    14. Kavussanos, Manolis G. & Dimitrakopoulos, Dimitris N., 2011. "Market risk model selection and medium-term risk with limited data: Application to ocean tanker freight markets," International Review of Financial Analysis, Elsevier, vol. 20(5), pages 258-268.
    15. Hoga, Yannick, 2021. "The uncertainty in extreme risk forecasts from covariate-augmented volatility models," International Journal of Forecasting, Elsevier, vol. 37(2), pages 675-686.
    16. Rossignolo, Adrian F. & Fethi, Meryem Duygun & Shaban, Mohamed, 2012. "Value-at-Risk models and Basel capital charges," Journal of Financial Stability, Elsevier, vol. 8(4), pages 303-319.
    17. Ivana Komunjer, 2007. "Asymmetric power distribution: Theory and applications to risk measurement," Journal of Applied Econometrics, John Wiley & Sons, Ltd., vol. 22(5), pages 891-921.
    18. Righi, Marcelo Brutti & Ceretta, Paulo Sergio, 2015. "A comparison of Expected Shortfall estimation models," Journal of Economics and Business, Elsevier, vol. 78(C), pages 14-47.
    19. Julia S. Mehlitz & Benjamin R. Auer, 2021. "Time‐varying dynamics of expected shortfall in commodity futures markets," Journal of Futures Markets, John Wiley & Sons, Ltd., vol. 41(6), pages 895-925, June.
    20. Mark H. A. Davis, 2014. "Verification of internal risk measure estimates," Papers 1410.4382, arXiv.org, revised Nov 2015.

    More about this item

    Keywords

    Maximum Likelihood; Extreme Value Theory; q-Entropy; Tail-related Risk Measures;
    All these keywords.

    JEL classification:

    • C13 - Mathematical and Quantitative Methods - - Econometric and Statistical Methods and Methodology: General - - - Estimation: General
    • C22 - Mathematical and Quantitative Methods - - Single Equation Models; Single Variables - - - Time-Series Models; Dynamic Quantile Regressions; Dynamic Treatment Effect Models; Diffusion Processes
    • C51 - Mathematical and Quantitative Methods - - Econometric Modeling - - - Model Construction and Estimation

    NEP fields

    This paper has been announced in the following NEP Reports:

    Statistics

    Access and download statistics

    Corrections

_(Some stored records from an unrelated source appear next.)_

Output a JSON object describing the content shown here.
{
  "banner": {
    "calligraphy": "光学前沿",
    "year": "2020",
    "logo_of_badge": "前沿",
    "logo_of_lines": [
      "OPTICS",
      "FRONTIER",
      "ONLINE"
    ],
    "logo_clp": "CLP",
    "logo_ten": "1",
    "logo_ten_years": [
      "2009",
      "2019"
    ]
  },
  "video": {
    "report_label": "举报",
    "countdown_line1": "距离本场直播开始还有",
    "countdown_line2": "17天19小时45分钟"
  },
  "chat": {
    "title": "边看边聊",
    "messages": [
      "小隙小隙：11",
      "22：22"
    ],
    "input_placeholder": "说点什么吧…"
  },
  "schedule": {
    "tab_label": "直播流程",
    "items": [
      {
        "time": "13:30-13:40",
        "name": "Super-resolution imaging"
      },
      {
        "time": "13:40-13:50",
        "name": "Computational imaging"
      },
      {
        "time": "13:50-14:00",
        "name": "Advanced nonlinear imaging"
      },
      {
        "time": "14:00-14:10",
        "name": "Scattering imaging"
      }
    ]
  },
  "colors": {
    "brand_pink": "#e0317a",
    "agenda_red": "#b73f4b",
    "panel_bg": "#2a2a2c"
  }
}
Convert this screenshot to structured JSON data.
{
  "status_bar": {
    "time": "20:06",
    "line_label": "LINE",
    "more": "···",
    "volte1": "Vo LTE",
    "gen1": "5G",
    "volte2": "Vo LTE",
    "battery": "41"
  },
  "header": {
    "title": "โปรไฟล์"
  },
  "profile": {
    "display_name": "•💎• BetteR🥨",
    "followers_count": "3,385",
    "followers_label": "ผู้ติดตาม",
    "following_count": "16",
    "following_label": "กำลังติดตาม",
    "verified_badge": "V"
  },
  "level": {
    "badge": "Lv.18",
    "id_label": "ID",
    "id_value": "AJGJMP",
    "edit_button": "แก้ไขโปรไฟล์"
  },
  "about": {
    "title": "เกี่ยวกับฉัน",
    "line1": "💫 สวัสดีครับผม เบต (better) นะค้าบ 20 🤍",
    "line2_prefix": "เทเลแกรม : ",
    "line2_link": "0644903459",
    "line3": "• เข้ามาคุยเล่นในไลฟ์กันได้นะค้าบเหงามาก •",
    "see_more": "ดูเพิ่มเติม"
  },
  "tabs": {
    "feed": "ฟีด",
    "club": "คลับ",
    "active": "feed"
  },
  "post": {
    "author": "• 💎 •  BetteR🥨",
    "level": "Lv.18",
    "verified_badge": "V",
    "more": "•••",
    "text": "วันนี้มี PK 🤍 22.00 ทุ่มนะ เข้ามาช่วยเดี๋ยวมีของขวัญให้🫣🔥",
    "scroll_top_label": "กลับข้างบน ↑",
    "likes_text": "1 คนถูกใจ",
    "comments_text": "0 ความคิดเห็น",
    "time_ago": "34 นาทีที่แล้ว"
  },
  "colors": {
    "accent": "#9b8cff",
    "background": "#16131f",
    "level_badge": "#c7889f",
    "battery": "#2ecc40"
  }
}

    All material on this site has been provided by the respective publishers and authors. You can help correct errors and omissions. When requesting a correction, please mention this item's handle: RePEc:mod:recent:001. See general information about how to correct material in RePEc.

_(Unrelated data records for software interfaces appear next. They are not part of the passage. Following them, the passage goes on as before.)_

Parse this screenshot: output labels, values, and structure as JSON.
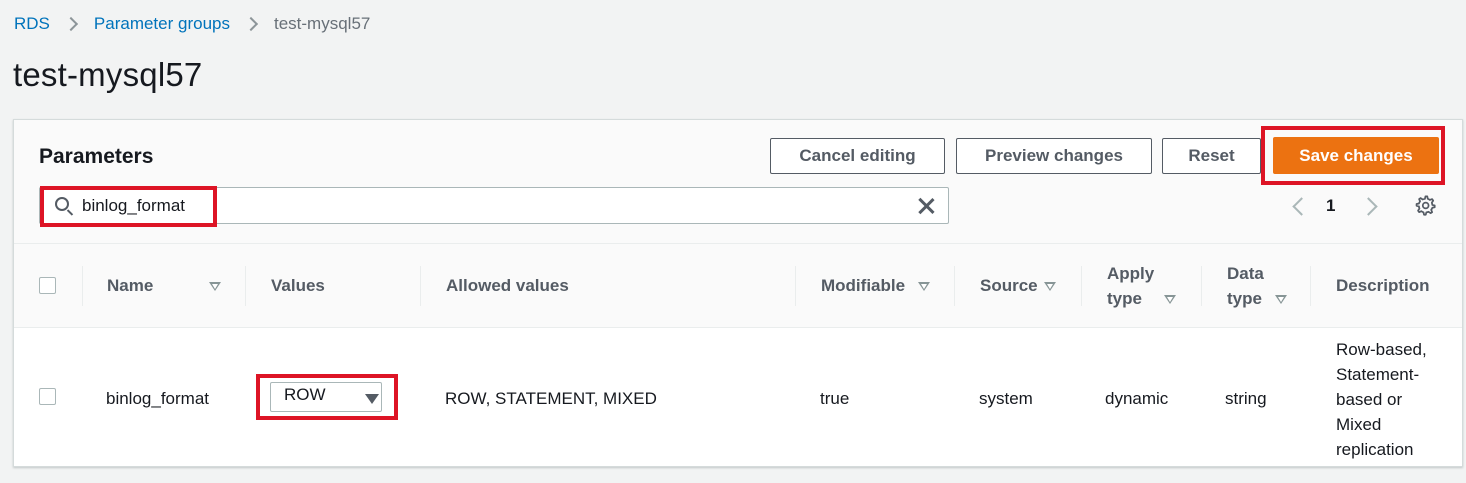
{
  "breadcrumb": {
    "items": [
      "RDS",
      "Parameter groups"
    ],
    "current": "test-mysql57"
  },
  "page": {
    "title": "test-mysql57"
  },
  "panel": {
    "title": "Parameters",
    "buttons": {
      "cancel": "Cancel editing",
      "preview": "Preview changes",
      "reset": "Reset",
      "save": "Save changes"
    },
    "search": {
      "value": "binlog_format",
      "placeholder": ""
    },
    "pagination": {
      "current_page": "1"
    }
  },
  "table": {
    "headers": {
      "name": "Name",
      "values": "Values",
      "allowed": "Allowed values",
      "modifiable": "Modifiable",
      "source": "Source",
      "apply_type_1": "Apply",
      "apply_type_2": "type",
      "data_type_1": "Data",
      "data_type_2": "type",
      "description": "Description"
    },
    "rows": [
      {
        "name": "binlog_format",
        "value": "ROW",
        "allowed": "ROW, STATEMENT, MIXED",
        "modifiable": "true",
        "source": "system",
        "apply_type": "dynamic",
        "data_type": "string",
        "description_lines": [
          "Row-based,",
          "Statement-",
          "based or",
          "Mixed",
          "replication"
        ]
      }
    ]
  },
  "colors": {
    "link": "#0073bb",
    "primary": "#ec7211",
    "highlight": "#dd1425",
    "text": "#16191f",
    "muted": "#545b64"
  },
  "icons": [
    "search-icon",
    "clear-icon",
    "chevron-left-icon",
    "chevron-right-icon",
    "gear-icon",
    "sort-icon",
    "caret-down-icon"
  ]
}
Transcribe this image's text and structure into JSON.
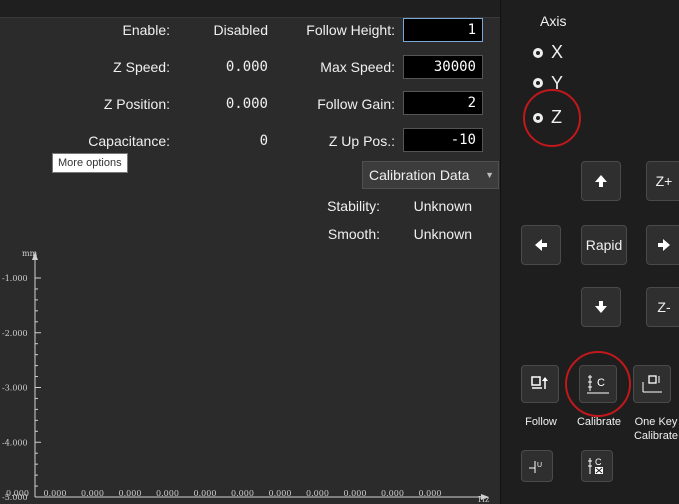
{
  "params": {
    "enable_label": "Enable:",
    "enable_value": "Disabled",
    "zspeed_label": "Z Speed:",
    "zspeed_value": "0.000",
    "zpos_label": "Z Position:",
    "zpos_value": "0.000",
    "cap_label": "Capacitance:",
    "cap_value": "0",
    "follow_height_label": "Follow Height:",
    "follow_height_value": "1",
    "max_speed_label": "Max Speed:",
    "max_speed_value": "30000",
    "follow_gain_label": "Follow Gain:",
    "follow_gain_value": "2",
    "zup_label": "Z Up Pos.:",
    "zup_value": "-10"
  },
  "tooltip": "More options",
  "calibration": {
    "dropdown_label": "Calibration Data",
    "stability_label": "Stability:",
    "stability_value": "Unknown",
    "smooth_label": "Smooth:",
    "smooth_value": "Unknown"
  },
  "chart_data": {
    "type": "line",
    "ylabel": "mm",
    "xlabel": "Hz",
    "y_ticks": [
      "-1.000",
      "-2.000",
      "-3.000",
      "-4.000",
      "-5.000"
    ],
    "x_ticks": [
      "0.000",
      "0.000",
      "0.000",
      "0.000",
      "0.000",
      "0.000",
      "0.000",
      "0.000",
      "0.000",
      "0.000",
      "0.000",
      "0.000"
    ],
    "series": []
  },
  "axis": {
    "title": "Axis",
    "options": [
      "X",
      "Y",
      "Z"
    ],
    "selected": "Z"
  },
  "jog": {
    "zplus": "Z+",
    "zminus": "Z-",
    "rapid": "Rapid"
  },
  "actions": {
    "follow": "Follow",
    "calibrate": "Calibrate",
    "one_key_calibrate_1": "One Key",
    "one_key_calibrate_2": "Calibrate"
  },
  "colors": {
    "highlight_circle": "#c0181b",
    "input_bg": "#000000",
    "panel_bg": "#1e1e1e"
  }
}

    For technical questions regarding this item, or to correct its authors, title, abstract, bibliographic or download information, contact: . General contact details of provider: https://edirc.repec.org/data/demodit.html .

    If you have authored this item and are not yet registered with RePEc, we encourage you to do it here. This allows to link your profile to this item. It also allows you to accept potential citations to this item that we are uncertain about.

    If CitEc recognized a bibliographic reference but did not link an item in RePEc to it, you can help with this form .

    If you know of missing items citing this one, you can help us creating those links by adding the relevant references in the same way as above, for each refering item. If you are a registered author of this item, you may also want to check the "citations" tab in your RePEc Author Service profile, as there may be some citations waiting for confirmation.

    For technical questions regarding this item, or to correct its authors, title, abstract, bibliographic or download information, contact: (email available below). General contact details of provider: https://edirc.repec.org/data/demodit.html .

    Please note that corrections may take a couple of weeks to filter through the various RePEc services.

    IDEAS is a RePEc service hosted by the Research Division of the Federal Reserve Bank of St. Louis . RePEc uses bibliographic data supplied by the respective publishers.